[Prompt] Using the line that contains "Convert this screenshot" as the first line and the last line of the data as the final one, give every line in that range again exactly.

[Supplied data]
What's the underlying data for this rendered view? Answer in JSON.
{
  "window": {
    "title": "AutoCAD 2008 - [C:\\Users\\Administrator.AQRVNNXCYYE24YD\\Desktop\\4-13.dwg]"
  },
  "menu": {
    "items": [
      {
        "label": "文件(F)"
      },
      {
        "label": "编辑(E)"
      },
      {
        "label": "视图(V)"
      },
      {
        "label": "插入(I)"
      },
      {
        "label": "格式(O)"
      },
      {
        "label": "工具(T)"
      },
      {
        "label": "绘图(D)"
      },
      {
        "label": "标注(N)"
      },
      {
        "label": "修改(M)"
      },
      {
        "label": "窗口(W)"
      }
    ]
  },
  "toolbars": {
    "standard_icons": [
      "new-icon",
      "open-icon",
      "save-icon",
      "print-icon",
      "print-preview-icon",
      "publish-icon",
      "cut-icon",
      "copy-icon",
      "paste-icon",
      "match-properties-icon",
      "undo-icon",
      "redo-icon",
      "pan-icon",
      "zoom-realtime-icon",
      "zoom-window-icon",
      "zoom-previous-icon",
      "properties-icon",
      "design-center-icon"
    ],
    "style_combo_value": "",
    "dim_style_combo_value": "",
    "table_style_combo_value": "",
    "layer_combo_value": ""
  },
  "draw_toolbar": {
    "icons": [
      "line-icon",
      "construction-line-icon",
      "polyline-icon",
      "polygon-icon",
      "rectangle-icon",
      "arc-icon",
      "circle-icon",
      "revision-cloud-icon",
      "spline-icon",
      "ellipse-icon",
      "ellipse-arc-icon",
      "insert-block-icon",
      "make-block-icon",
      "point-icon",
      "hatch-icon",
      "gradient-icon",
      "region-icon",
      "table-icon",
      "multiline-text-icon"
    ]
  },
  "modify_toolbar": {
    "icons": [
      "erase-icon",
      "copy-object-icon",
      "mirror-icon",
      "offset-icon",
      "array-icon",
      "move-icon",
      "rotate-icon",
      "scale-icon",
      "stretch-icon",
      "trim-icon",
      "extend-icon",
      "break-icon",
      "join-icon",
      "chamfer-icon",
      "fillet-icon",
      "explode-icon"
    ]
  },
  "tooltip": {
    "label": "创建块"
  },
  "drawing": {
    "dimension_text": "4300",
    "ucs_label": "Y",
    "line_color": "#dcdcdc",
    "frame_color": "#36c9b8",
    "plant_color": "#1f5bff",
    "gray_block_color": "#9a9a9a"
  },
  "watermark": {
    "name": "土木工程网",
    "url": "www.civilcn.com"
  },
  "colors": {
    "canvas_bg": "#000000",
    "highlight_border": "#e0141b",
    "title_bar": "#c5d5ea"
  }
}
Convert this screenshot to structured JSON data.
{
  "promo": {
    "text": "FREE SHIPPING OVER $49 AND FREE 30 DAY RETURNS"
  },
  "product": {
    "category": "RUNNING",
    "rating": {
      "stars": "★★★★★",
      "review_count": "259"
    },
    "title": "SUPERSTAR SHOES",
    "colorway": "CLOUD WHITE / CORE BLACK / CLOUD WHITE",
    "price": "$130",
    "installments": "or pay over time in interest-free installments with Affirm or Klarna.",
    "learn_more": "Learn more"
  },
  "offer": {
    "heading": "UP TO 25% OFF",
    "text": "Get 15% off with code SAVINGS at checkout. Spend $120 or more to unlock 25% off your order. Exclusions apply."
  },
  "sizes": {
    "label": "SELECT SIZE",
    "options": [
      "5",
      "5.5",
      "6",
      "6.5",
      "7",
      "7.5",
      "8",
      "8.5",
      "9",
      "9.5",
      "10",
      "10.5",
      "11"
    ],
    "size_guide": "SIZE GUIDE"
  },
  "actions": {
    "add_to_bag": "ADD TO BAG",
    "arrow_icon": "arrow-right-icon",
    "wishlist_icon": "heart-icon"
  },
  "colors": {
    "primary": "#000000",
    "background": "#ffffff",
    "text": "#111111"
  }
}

[Completed task]
Convert this screenshot to structured JSON data.
{
  "promo": {
    "text": "FREE SHIPPING OVER $49 AND FREE 30 DAY RETURNS"
  },
  "product": {
    "category": "RUNNING",
    "rating": {
      "stars": "★★★★★",
      "review_count": "259"
    },
    "title": "SUPERSTAR SHOES",
    "colorway": "CLOUD WHITE / CORE BLACK / CLOUD WHITE",
    "price": "$130",
    "installments": "or pay over time in interest-free installments with Affirm or Klarna.",
    "learn_more": "Learn more"
  },
  "offer": {
    "heading": "UP TO 25% OFF",
    "text": "Get 15% off with code SAVINGS at checkout. Spend $120 or more to unlock 25% off your order. Exclusions apply."
  },
  "sizes": {
    "label": "SELECT SIZE",
    "options": [
      "5",
      "5.5",
      "6",
      "6.5",
      "7",
      "7.5",
      "8",
      "8.5",
      "9",
      "9.5",
      "10",
      "10.5",
      "11"
    ],
    "size_guide": "SIZE GUIDE"
  },
  "actions": {
    "add_to_bag": "ADD TO BAG",
    "arrow_icon": "arrow-right-icon",
    "wishlist_icon": "heart-icon"
  },
  "colors": {
    "primary": "#000000",
    "background": "#ffffff",
    "text": "#111111"
  }
}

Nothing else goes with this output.